> WHAT THE TASK REQUIRES
Below are records; copy every line among them that contains the word "Activity".

# # #

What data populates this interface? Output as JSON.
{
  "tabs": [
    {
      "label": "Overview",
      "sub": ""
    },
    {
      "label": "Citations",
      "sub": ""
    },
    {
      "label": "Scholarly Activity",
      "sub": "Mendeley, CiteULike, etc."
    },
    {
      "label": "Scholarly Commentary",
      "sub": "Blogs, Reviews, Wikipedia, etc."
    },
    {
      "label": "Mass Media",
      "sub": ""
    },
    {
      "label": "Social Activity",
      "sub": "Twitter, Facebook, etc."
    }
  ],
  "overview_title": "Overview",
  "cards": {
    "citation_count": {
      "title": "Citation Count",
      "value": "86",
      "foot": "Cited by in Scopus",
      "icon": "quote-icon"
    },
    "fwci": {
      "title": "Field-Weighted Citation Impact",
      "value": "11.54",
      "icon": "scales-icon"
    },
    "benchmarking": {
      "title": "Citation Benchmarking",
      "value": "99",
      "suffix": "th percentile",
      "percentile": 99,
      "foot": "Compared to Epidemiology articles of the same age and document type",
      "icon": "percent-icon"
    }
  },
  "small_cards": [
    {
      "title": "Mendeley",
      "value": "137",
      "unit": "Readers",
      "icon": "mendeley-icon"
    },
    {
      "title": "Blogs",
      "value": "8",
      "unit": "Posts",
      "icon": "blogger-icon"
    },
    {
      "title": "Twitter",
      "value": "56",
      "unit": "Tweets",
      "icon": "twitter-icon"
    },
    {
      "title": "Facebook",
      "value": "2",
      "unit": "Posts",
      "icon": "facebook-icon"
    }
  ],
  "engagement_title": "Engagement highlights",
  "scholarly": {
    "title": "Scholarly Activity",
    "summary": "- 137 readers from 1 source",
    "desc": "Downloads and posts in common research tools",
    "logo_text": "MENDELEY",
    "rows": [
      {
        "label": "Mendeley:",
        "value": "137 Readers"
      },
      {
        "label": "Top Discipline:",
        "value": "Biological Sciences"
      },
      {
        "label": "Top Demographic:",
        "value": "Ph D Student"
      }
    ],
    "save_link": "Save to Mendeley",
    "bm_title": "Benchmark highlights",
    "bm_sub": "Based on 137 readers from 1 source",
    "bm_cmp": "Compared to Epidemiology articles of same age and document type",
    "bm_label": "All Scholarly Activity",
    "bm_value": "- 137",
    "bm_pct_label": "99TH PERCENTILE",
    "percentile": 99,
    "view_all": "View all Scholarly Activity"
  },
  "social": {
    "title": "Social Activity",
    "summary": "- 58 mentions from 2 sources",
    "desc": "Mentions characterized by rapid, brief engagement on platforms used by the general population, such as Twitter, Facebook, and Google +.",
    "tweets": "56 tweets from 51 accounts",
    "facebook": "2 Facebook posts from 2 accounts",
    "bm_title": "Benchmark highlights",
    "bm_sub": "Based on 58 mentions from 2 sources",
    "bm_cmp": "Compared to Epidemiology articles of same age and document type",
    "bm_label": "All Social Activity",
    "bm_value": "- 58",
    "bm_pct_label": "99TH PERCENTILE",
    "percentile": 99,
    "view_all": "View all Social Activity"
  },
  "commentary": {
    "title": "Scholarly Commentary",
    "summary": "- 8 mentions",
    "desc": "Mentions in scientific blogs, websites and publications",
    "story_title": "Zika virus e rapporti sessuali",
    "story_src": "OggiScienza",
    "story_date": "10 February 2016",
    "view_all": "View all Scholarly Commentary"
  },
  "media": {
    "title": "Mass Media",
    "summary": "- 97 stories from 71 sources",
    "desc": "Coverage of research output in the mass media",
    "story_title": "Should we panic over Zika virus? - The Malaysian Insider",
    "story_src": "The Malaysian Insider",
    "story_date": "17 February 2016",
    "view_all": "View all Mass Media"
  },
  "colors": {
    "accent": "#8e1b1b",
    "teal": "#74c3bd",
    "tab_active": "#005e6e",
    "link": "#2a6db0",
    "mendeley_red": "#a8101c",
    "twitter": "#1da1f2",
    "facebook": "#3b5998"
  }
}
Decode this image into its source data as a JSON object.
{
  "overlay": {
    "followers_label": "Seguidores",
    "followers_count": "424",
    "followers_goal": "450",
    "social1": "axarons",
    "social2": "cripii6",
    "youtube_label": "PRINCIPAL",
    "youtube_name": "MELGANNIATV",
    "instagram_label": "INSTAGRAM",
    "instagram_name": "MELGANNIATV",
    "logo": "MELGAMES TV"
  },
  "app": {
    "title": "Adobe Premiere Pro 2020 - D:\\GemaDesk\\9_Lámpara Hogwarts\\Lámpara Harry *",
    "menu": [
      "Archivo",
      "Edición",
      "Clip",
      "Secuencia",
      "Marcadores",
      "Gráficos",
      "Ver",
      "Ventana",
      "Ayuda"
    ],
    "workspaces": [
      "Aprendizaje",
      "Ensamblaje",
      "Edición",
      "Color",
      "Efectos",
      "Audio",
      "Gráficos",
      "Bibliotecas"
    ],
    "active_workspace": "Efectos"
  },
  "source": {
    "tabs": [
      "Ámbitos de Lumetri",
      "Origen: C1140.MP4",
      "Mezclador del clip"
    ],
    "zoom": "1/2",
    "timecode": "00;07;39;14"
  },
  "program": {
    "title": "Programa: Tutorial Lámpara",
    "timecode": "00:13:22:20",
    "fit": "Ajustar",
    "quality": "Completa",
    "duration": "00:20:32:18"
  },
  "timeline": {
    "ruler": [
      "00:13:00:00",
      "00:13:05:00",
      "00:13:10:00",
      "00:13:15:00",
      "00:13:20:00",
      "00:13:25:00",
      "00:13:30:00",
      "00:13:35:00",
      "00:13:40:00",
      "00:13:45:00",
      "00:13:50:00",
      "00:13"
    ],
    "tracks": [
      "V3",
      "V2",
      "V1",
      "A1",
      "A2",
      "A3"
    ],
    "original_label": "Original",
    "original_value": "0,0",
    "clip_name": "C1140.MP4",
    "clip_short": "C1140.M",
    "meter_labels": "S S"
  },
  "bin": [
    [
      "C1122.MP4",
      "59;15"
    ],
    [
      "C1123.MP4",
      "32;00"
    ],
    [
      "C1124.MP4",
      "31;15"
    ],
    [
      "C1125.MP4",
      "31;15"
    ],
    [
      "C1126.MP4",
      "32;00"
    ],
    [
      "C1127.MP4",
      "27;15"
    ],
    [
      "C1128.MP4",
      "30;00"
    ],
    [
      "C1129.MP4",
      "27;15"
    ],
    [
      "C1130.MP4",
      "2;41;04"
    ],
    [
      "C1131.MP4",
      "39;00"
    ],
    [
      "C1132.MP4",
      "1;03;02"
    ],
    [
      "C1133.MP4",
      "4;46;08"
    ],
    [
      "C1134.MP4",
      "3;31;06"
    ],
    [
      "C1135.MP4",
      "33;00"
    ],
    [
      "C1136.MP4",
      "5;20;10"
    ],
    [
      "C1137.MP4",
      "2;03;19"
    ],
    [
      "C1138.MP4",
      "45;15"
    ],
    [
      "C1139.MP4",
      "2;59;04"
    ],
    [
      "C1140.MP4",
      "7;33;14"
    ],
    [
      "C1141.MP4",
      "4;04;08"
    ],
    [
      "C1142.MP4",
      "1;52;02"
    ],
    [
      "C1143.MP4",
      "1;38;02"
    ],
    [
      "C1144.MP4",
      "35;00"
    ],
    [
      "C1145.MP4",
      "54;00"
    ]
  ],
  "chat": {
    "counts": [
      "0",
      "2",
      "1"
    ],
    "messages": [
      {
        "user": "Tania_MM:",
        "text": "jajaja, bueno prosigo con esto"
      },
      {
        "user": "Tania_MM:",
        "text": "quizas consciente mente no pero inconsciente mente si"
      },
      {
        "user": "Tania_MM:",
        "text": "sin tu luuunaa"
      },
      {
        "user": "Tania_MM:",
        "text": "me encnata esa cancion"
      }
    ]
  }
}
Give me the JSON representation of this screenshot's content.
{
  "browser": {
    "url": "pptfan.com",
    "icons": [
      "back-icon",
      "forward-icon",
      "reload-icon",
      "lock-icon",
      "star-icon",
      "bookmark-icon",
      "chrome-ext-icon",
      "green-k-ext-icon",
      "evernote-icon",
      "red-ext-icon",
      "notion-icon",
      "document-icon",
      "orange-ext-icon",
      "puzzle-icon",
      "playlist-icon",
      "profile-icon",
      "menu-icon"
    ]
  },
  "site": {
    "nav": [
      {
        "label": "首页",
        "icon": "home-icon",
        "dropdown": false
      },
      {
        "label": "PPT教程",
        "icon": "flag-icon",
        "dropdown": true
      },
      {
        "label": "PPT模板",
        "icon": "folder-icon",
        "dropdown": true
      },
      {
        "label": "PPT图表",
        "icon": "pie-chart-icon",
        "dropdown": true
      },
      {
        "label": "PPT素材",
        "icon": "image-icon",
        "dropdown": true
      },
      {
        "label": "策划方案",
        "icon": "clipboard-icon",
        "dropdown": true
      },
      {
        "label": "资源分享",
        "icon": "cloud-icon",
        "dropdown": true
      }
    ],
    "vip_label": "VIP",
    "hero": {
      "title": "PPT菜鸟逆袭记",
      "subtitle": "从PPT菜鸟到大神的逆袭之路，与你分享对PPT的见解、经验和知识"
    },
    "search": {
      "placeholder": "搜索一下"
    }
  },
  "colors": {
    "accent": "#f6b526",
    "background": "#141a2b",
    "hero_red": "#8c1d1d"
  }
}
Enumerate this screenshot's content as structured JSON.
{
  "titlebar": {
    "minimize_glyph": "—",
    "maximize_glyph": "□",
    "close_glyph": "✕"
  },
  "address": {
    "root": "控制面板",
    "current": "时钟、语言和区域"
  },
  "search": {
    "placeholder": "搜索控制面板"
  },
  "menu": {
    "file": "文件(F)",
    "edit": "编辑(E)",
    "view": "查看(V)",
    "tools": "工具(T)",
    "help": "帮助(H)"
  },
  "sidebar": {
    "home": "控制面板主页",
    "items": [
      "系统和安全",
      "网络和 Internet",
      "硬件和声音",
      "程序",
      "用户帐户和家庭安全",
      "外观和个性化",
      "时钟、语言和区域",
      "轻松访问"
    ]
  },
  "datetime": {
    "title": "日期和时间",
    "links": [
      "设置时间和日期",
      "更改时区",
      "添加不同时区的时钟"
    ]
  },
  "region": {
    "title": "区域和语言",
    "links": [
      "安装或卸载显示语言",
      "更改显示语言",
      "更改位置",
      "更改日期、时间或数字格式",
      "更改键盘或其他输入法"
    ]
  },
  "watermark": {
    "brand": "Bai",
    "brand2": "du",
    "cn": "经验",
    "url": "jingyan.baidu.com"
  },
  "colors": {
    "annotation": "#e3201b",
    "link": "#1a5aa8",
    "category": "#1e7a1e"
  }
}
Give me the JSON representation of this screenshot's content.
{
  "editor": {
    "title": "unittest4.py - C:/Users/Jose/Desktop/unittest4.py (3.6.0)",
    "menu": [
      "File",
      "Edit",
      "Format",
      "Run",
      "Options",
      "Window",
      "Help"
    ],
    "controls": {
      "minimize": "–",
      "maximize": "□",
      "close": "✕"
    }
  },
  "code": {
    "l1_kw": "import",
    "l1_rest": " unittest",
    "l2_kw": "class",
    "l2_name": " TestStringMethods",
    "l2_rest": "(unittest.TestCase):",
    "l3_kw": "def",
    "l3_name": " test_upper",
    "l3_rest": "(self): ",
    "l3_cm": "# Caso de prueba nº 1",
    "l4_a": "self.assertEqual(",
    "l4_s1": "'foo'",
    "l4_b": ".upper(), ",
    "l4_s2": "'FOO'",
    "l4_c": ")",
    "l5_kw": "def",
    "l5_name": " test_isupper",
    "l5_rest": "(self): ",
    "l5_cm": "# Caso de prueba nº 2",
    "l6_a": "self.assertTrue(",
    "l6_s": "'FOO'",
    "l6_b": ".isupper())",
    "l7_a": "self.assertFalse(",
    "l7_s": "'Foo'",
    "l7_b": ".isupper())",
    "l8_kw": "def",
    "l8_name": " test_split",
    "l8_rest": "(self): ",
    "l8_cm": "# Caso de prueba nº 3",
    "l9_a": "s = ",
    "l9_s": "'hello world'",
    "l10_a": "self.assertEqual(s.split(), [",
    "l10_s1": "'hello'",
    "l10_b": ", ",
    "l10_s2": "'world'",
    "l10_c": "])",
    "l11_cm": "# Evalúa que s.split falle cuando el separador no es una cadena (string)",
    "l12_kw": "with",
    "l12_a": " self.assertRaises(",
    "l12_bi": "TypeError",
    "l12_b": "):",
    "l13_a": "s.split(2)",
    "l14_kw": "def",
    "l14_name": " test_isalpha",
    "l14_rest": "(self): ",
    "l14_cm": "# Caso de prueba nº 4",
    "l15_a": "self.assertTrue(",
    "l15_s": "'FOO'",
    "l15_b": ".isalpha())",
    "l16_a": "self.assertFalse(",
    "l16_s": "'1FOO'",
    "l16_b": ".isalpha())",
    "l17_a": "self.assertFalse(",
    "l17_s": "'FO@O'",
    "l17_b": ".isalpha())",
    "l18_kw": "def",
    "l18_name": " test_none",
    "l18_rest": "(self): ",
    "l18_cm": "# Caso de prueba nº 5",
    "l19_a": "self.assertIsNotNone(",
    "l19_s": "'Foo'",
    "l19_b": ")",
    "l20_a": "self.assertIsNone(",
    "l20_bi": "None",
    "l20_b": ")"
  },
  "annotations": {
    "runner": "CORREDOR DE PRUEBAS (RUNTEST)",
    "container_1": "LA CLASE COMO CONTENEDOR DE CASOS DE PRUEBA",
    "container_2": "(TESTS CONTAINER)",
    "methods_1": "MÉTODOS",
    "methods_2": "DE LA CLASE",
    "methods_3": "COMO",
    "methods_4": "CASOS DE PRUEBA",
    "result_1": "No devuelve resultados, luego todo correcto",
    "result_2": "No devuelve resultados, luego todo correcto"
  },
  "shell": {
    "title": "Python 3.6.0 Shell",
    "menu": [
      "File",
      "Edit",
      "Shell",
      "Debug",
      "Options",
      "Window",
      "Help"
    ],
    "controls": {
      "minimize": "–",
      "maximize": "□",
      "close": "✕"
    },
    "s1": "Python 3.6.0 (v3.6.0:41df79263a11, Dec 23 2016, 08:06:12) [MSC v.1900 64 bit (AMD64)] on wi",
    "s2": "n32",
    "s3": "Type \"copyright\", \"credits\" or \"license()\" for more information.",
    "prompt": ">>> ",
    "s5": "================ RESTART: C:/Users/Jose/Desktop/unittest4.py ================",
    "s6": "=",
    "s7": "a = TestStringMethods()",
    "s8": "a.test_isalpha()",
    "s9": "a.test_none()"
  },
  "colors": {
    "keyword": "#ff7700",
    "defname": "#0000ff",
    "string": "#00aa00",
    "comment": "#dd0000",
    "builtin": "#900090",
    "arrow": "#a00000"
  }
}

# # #

> WRITTEN RESPONSE
      "label": "Scholarly Activity",
      "label": "Social Activity",
    "title": "Scholarly Activity",
    "bm_label": "All Scholarly Activity",
    "view_all": "View all Scholarly Activity"
    "title": "Social Activity",
    "bm_label": "All Social Activity",
    "view_all": "View all Social Activity"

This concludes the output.